I am not much of a son, so Mother’s Day doesn’t move me. My mother and I are estranged. We both struggled to get what we needed out of life. Her road put her in the arms of a man who despised me, and drove me from the home they built when I was still in high school. I carry a grudge about that still. But my mother is on my mind this year. That’s because of Tanya McDowell. She and my mother have a lot in common.
Ms. McDowell is accused of larceny. You see, she sent her son to the Brookside elementary school in Norwalk, Connecticut. She did so even though it appears as though she does not live in Norwalk. Her crime? Stealing an education for her son.
I know a little about that crime. For several years, I was a willing co-conspirator in such a theft. Indeed, I was the beneficiary of the theft.
For several crazy years, my mother and I lived a peripatetic kind of life. We lived in Detroit. We moved most years. One year we rented rooms from a crazy old lady named Alice who never ventured out of the house. She sat glued to the police radio. Another year we rented the unfinished attic from a couple named Dick and Jean; it got plenty hot up there in the summer. We traded up to an apartment after that, and so it went for several years. My mother was doing her best to raise me after my father up and left. She struggled.
But she knew she wanted a good education for me. So one year, when my grandfather became superintendent of an apartment building across the street from the Goodale elementary school, I rode the city buses to and from our apartment to my grandmother’s basement apartment. I wasn’t living with my grandmother, although I did eat lunch there every day. (I learned later that my grandmother charged my mother for the lunches each week, a fact that even now fills me with sadness.) Another year, the year I started high school, my mother proudly announced she’d found an apartment within the school boundaries. I cried I saw the place: we were still a half mile out of the Denby High School district. But I went anyway. I am not sure whose address we used that year. We moved into the Denby district the next year, when my mother hooked up with a hard-drinking construction worker: I would have preferred a longer commute.
I never gave these migrations a thought. It is just what we did. I suppose it wasn’t theft of the sort Ms. McDowell is accused of as we did not cross municipal lines: I got a Detroit public school education. I just didn’t live where the school thought I lived.
It amazes me that prosecutors in Connecticut think Ms. McDowell’s conduct a crime. She is a mother, a reportedly homeless mother, doing the best she can for her child. Since when did that become a crime worthy of prosecution? Her son is an urban nomad, doing what we wanderers always do: gleaning a living from the remains others take for granted.

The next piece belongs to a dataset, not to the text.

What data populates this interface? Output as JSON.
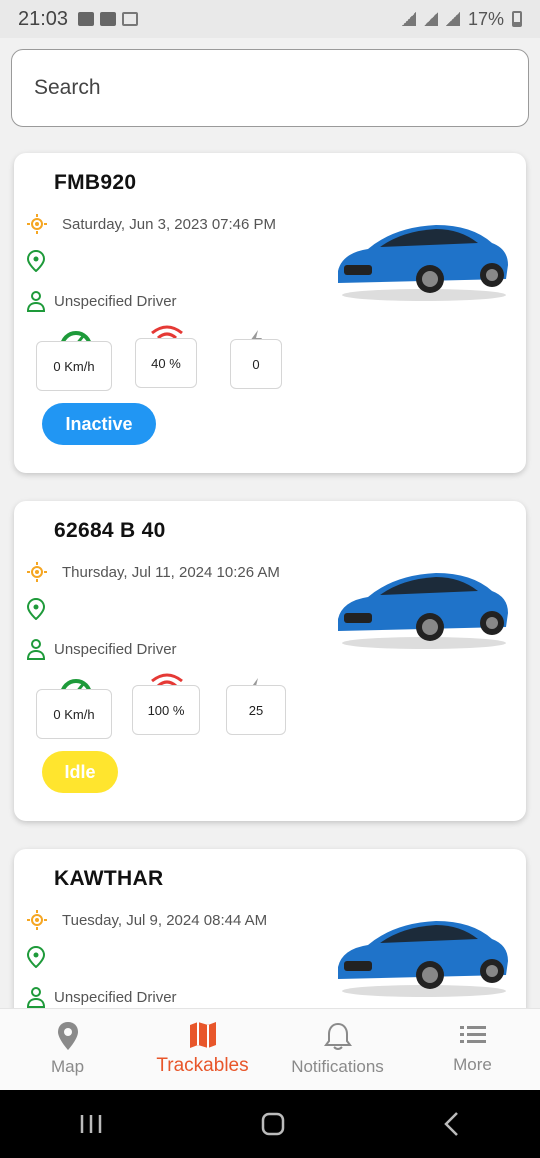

I read this morning that Norwalk school officials have zeroed in on as many as a score of other kids surreptitiously attending city schools. These children, too, will be bounced from the classroom for conspiring to steal an education. Will their parents also be prosecuted?
Yeah, I understand Norwalk’s point. City residents support the schools with their taxes. In tough times, those taxes are stretched thin: it is all the city can do to educate children of those who actually live in the city. So go ahead and remove the kids from a school; send them to the city in which they live to get their schooling.
But prosecuting a mother desperate to do the best she can for her son? This is simply obscene, and fails to promote respect for the law.
It’s Mother’s Day and Tanya McDowell is looking at a felony conviction. There’s something hideous about that. If I know a thing or two about women like Ms. McDowell, she’ll get through this new crisis, too. The life of a single mother is hard. Adding the state to the list of those who harry her is a burden, but she’s used to struggle. It’s what she does daily to make sure the love of her life gets the best she can provide – by fair means or foul.
Happy Mother’s Day.